BlueWorks Award Highlights Progress in Improving Health Care Quality, Lowering Costs for All Michigan Residents
Two surgical initiatives developed by Blue Cross Blue Shield of Michigan and Blue Care Network have been recognized as tops among 48 programs run by Blues plans nationwide, providing further validation of BCBSM’s efforts to improve health care quality, patient safety and outcomes.
Together, the two collaborative quality initiatives have removed an estimated $100 million in costs from the health care system in Michigan, including from non-Blues plans.
The 2011 BlueWorks Award was announced last week by the Blue Cross and Blue Shield Association and the Harvard Medical School Department of Health Care Policy. The award recognizes Blues-sponsored programs that improve health care safety, quality, accessibility and affordability while engaging providers, consumers and communities.

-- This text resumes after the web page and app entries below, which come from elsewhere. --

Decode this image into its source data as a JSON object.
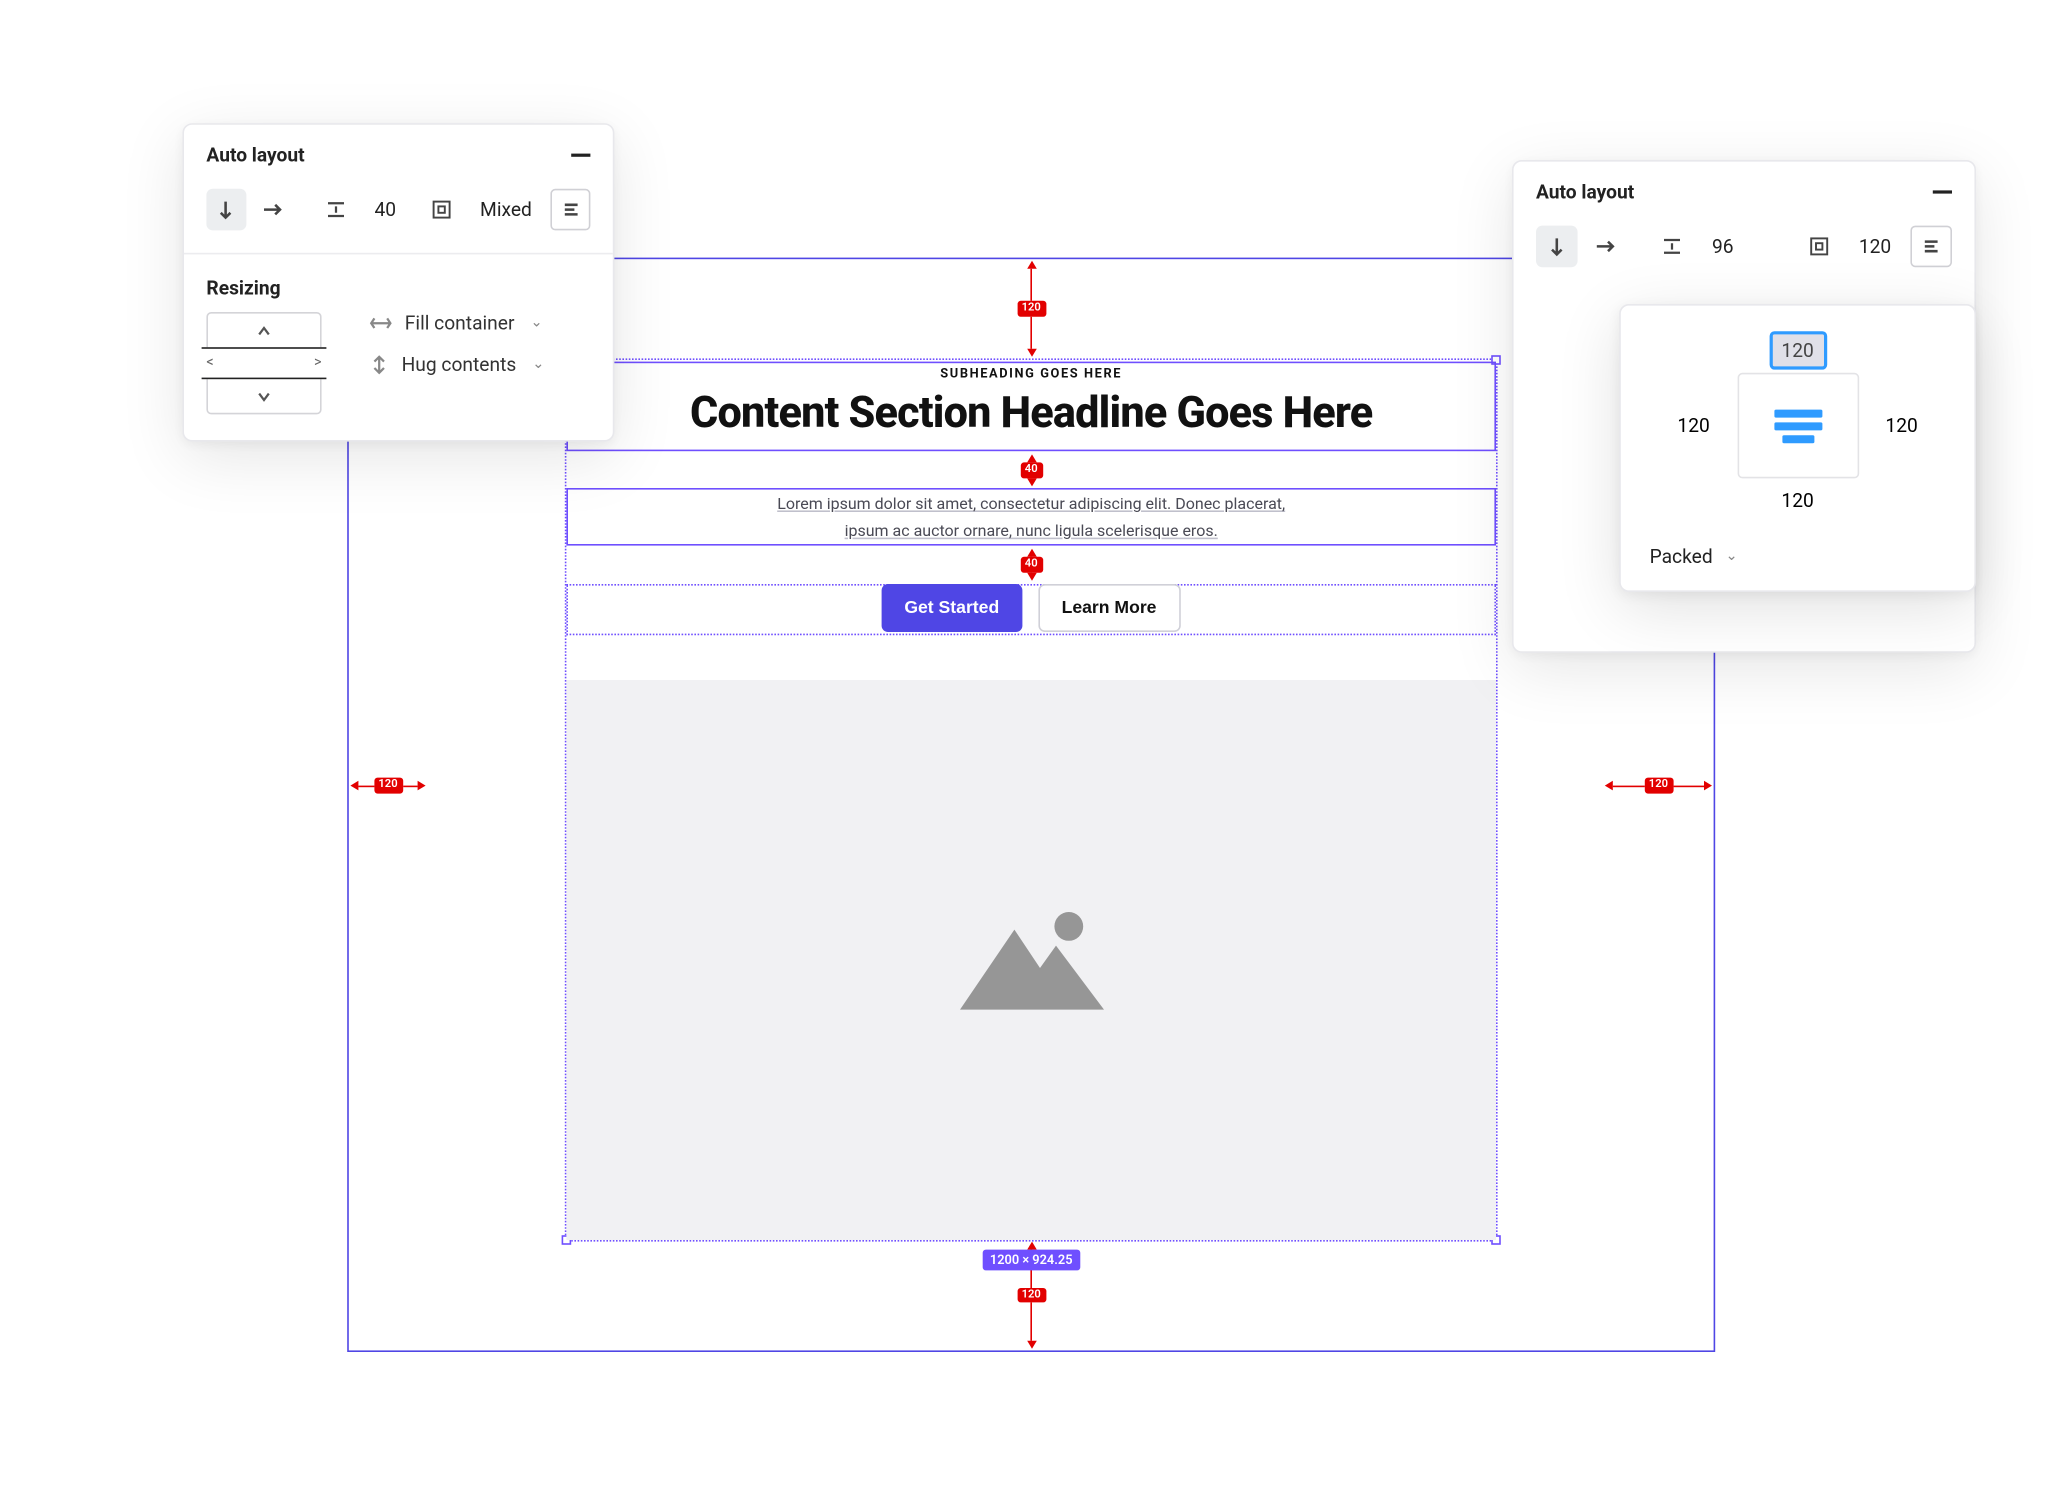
{
  "left_panel": {
    "title": "Auto layout",
    "gap_value": "40",
    "padding_mode": "Mixed",
    "resizing_title": "Resizing",
    "horizontal_mode": "Fill container",
    "vertical_mode": "Hug contents"
  },
  "right_panel": {
    "title": "Auto layout",
    "gap_value": "96",
    "padding_value": "120"
  },
  "padding_popover": {
    "top": "120",
    "right": "120",
    "bottom": "120",
    "left": "120",
    "distribution": "Packed"
  },
  "canvas": {
    "outer_padding": {
      "top": "120",
      "right": "120",
      "bottom": "120",
      "left": "120"
    },
    "gap1": "40",
    "gap2": "40",
    "subheading": "SUBHEADING GOES HERE",
    "headline": "Content Section Headline Goes Here",
    "body_line1": "Lorem ipsum dolor sit amet, consectetur adipiscing elit. Donec placerat,",
    "body_line2": "ipsum ac auctor ornare, nunc ligula scelerisque eros.",
    "primary_btn": "Get Started",
    "secondary_btn": "Learn More",
    "size_label": "1200 × 924.25"
  }
}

It’s the second consecutive year that BCBSM has received the prestigious BlueWorks Award. In 2010, BCBSM was recognized for its Patient-Centered Medical Home program, which emphasizes the roles of primary care and increased patient involvement to improve health outcomes and lower costs.
The BCBSA and Harvard Medical School recognized the Michigan Blues for two statewide initiatives aimed at improving quality and patient outcomes in surgical procedures:

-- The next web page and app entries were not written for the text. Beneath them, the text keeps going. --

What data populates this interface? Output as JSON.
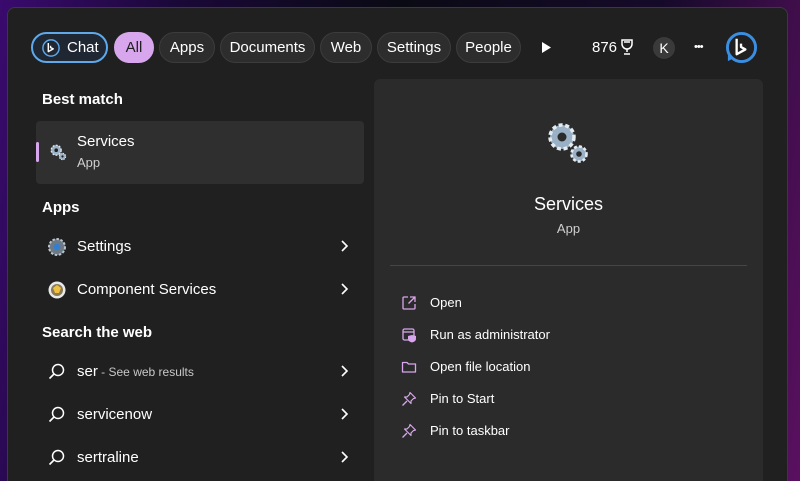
{
  "filters": {
    "chat": "Chat",
    "all": "All",
    "apps": "Apps",
    "documents": "Documents",
    "web": "Web",
    "settings": "Settings",
    "people": "People"
  },
  "topbar": {
    "points": "876",
    "account_initial": "K",
    "more": "•••"
  },
  "best_match": {
    "title": "Best match",
    "name": "Services",
    "type": "App"
  },
  "apps_section": {
    "title": "Apps",
    "items": [
      {
        "label": "Settings"
      },
      {
        "label": "Component Services"
      }
    ]
  },
  "web_section": {
    "title": "Search the web",
    "items": [
      {
        "label": "ser",
        "hint": " - See web results"
      },
      {
        "label": "servicenow"
      },
      {
        "label": "sertraline"
      }
    ]
  },
  "detail": {
    "name": "Services",
    "type": "App",
    "actions": [
      {
        "label": "Open",
        "icon": "open-external-icon"
      },
      {
        "label": "Run as administrator",
        "icon": "shield-icon"
      },
      {
        "label": "Open file location",
        "icon": "folder-icon"
      },
      {
        "label": "Pin to Start",
        "icon": "pin-icon"
      },
      {
        "label": "Pin to taskbar",
        "icon": "pin-icon"
      }
    ]
  },
  "colors": {
    "accent": "#d8a6ec",
    "chat_border": "#5fa8ea",
    "panel": "#202020",
    "detail_panel": "#2b2b2b"
  }
}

- The Michigan Surgical Quality Collaborative, which collects and analyzes procedural and outcome data to improve the quality of care for patients undergoing general and vascular surgery, which is commonly performed at hospitals across Michigan. Rates for surgical morbidity are lower under this program and dropped more quickly than at other hospitals in the National Surgical Quality Improvement Program, after which the program is modeled.
- The Michigan Bariatric Surgery Collaborative Quality Initiative, which analyzes and shares patient data and outcomes from a clinical registry database. Among other goals, this CQI aims to reduce both emergency room visits and the use of pre-operative Inferior Vena Cava filter placements to improve care for patients who undergo bariatric surgery. This initiative has served as a guide for other regional collaborative efforts and can be easily replicated to improve patient care in other clinical areas.
Early data suggest that the Michigan Surgical Quality Collaborative led to $85.9 million in cost savings statewide in 2009 and 2010. That figure includes procedures covered by all commercial insurers — including the Blues — as well as self-payers, Medicare and Medicaid.
An analysis of the Michigan Bariatric Surgery CQI suggests that the program has saved Michigan $14.6 million between 2008 and 2010.
All told, Blue Cross Blue Shield of Michigan and Blue Care Network sponsor 10 collaborative quality initiatives with Michigan hospitals. Another two are planned for launch in early 2012: one on arthroplasty (hip and knee replacement surgery) and the other on intensity modulated radiation therapy, which is used to treat breast and lung cancer.
Photo by Army Medicine.